Regional Reviews: Seattle
Village Theatre Lets It Go with The Full Monty
Trading in Sheffield, England, for Buffalo, New York, McNally's book is largely faithful to the film, more so perhaps than the same playwright's more freewheeling adaptations of such works as Kiss of the Spider Woman, Ragtime or Catch Me If You Can. At heart, it's the tale of hard-luck, unemployed, average Joe steelworkers who decide to "take it all off" ala Chippendale's to earn a few bucks and keep their respective families afloat. If anything, the economic depression we are in makes the show resound even more with today's audiences, though the book takes awhile to work up a head of steam. There's really no more question that the guys are gonna put on a show in the strip joint than there was when Mickey and Judy planned to put on a show in a barn, but it's fun and heart-tugging watching them get there.
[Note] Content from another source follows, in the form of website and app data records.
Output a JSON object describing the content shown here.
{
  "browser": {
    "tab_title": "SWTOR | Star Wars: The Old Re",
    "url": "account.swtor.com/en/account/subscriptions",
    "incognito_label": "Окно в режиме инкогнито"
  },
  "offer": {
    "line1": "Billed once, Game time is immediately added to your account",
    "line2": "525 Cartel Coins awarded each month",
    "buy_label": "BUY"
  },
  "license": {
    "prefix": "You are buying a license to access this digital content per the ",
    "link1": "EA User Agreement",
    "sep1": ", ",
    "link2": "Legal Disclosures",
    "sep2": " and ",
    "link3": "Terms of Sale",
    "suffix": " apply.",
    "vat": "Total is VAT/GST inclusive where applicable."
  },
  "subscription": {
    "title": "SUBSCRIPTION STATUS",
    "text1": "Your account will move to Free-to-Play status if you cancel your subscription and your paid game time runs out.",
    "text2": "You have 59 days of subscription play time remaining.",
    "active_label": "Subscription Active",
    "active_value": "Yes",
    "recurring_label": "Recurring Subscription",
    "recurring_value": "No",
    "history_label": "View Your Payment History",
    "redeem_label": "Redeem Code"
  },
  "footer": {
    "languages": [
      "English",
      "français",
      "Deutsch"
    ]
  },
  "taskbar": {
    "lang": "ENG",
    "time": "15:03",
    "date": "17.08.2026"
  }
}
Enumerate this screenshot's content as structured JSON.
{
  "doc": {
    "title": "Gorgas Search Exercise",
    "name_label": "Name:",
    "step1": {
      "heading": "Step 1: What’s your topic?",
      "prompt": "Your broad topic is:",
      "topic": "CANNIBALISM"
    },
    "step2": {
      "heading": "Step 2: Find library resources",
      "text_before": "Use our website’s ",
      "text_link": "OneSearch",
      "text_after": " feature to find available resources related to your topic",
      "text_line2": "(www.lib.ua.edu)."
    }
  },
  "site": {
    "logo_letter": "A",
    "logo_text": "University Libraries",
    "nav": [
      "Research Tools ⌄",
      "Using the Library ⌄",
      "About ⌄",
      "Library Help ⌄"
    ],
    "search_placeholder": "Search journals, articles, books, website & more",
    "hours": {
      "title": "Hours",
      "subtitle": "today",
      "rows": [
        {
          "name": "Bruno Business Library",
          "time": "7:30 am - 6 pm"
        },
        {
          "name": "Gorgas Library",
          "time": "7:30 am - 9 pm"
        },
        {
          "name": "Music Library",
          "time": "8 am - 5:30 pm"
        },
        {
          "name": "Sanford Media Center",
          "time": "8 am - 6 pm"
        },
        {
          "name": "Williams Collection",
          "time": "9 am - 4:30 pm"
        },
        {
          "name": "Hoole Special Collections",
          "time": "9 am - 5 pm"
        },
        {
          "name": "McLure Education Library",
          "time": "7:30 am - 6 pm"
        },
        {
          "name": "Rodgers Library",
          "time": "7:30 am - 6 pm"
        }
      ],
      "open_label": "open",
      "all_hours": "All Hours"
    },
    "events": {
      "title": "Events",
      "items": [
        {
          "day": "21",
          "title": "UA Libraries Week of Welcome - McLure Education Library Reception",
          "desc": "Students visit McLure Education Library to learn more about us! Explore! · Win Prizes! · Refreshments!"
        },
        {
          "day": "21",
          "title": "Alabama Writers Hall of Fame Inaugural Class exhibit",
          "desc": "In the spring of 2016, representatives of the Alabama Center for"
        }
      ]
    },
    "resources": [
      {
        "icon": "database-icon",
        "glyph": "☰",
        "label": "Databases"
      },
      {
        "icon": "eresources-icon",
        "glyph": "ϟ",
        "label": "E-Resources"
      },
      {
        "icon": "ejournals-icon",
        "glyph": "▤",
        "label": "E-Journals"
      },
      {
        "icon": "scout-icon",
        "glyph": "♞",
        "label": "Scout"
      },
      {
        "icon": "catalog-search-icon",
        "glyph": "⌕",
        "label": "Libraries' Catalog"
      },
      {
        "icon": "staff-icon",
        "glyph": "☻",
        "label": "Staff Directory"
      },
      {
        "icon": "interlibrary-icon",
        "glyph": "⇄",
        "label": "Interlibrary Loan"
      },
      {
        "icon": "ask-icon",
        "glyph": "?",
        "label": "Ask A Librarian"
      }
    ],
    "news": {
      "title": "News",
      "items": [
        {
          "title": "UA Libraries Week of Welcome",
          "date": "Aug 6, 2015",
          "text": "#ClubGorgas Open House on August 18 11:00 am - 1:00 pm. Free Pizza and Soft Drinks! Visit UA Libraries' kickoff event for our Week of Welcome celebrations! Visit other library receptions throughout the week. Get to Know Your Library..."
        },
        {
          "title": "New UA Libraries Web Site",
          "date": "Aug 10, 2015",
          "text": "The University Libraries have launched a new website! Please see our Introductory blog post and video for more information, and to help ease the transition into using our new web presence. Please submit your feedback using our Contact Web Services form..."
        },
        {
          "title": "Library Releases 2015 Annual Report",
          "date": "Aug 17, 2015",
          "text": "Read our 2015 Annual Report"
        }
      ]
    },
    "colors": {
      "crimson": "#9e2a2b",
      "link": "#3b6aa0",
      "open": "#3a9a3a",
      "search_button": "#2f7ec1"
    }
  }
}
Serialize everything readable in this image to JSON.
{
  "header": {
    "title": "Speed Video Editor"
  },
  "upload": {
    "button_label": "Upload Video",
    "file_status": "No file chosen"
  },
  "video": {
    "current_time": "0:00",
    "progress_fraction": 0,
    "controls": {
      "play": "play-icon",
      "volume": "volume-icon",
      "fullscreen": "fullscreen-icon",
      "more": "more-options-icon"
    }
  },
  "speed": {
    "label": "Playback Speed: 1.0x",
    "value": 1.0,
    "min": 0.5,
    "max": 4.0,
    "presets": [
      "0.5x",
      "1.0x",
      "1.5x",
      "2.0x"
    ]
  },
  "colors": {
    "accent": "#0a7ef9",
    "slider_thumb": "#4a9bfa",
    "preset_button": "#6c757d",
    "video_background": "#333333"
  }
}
In the principal role of divorce dad Jerry Lukowski, Dane Stokinger has rough-hewn good looks, an amiable swagger, and a great voice. His odd couple, chubby best pal Dave Bukatinsky is warmly brought to ambling life by Kevin High. Michael Nicholas is endearing as can be as mama's boy Malcolm MacGregor, and Troy Wageman gives a superb account of himself as wacky Ethan Girard, whose idolatry of Julie Andrews as Maria in The Sound of Music is topped by his determination to equal Donald O'Connor's big "Make 'Em Laugh" stunt from Singin' in the Rain. Bob DeDea nails the role of uptight ex-mill foreman Harold Nichols who is hiding his unemployment from his sweetly materialistic spouse, and Terrence Kelley believably ages up to play the Noah "Horse" T. Simmons, the "Big Black Man" who might be the best dancer among the guys if not for his arthritis. The men have most of the best songs in David Yazbek's jazz/rock influenced score, including Jerry's plaintive "There's a Breeze Off the River," Jerry and Dave's "Man," Malcolm and Ethan's moving "You Walk With Me," Dave and Harold's tender "You Rule My World," and the show-topping comedy number "Big Ass-Rock" in which Jerry and Dave comically mock and subdue a suicidal Ethan.
McNally stumbled a bit in fleshing out the admittedly sketchy female characters in the show, so praise director Dixon's casting of several high-powered ladies to pick up the script's slack. Kathy Henson Gehrig makes a welcome and overdue return to local musical theatre as Dave's sexually deprived wife Georgie, and makes the most of her numbers "It's A Woman's World" and the reprise of "You Rule My World" which reveals just how much her always vocally rich voice has matured in her absence from our stages. Bubbly belter Rebecca Spencer, as Harold's wife Vicki, takes the merely fair "Life With Harold" and justifies its presence, while Ashley FitzSimmons' solid work as Jerry's still supportive ex-wife Pam makes you wish the one song Yazbek wrote for her character hadn't been excised pre-Broadway. But ... there is one great woman's role in The Full Monty and, cast brilliantly against type, the always marvelous Ellen McClain cements her reputation with a hilarious turn as Jeanette, the wisecracking piano player who just shows up and helps the guys get the prize. In McClain's hands, the one really sure-fire woman's solo in the show, "Jeanette's Showbiz Number," is truly an incendiary delight.
Anchoring key supporting roles are charming young actor Jack Holmes, who is totally natural and unforced as Jack's loving son Nathan; Christian Duhamel as Pam's steady new husband Teddy; and Dan Connor as pro-stripper Buddy "Keno" Walsh; as well as an ensemble so talented as to be considered overqualified for their tasks.
Scenic designer Steven Capone captures an economically stricken industrial town with ease, complemented by Tom Sturge's mood-enhancing lighting design (yes, the "strip" lights work well) and Cynthia Savage's real people costumes. After a slow first few scenes, Dixon sees to it that the show never flags again, and his big ensemble pieces "Michael Jordan's Ball", "The Goods" and the climactic "Let It Go" are snazzy without being self-consciously dancy.
The Full Monty at Village succeeds as a character-driven piece with lots of heart and humor, though I'd be less than human to deny an appreciation of the eye candy amply on display as well. Inhibited? Let it go, and just go, see it.
The Full Monty plays at Village Theatre's Issaquah location through October 24th and then will move to their Everett location running October 29th through November 21st. For tickets or information contact the Issaquah box office at 425-392-2202 or the Everett box office at 425-257-8600 or visit them online at www.villagetheatre.org.
See the list of this season's theatre offerings in the Seattle area.- David Edward Hughes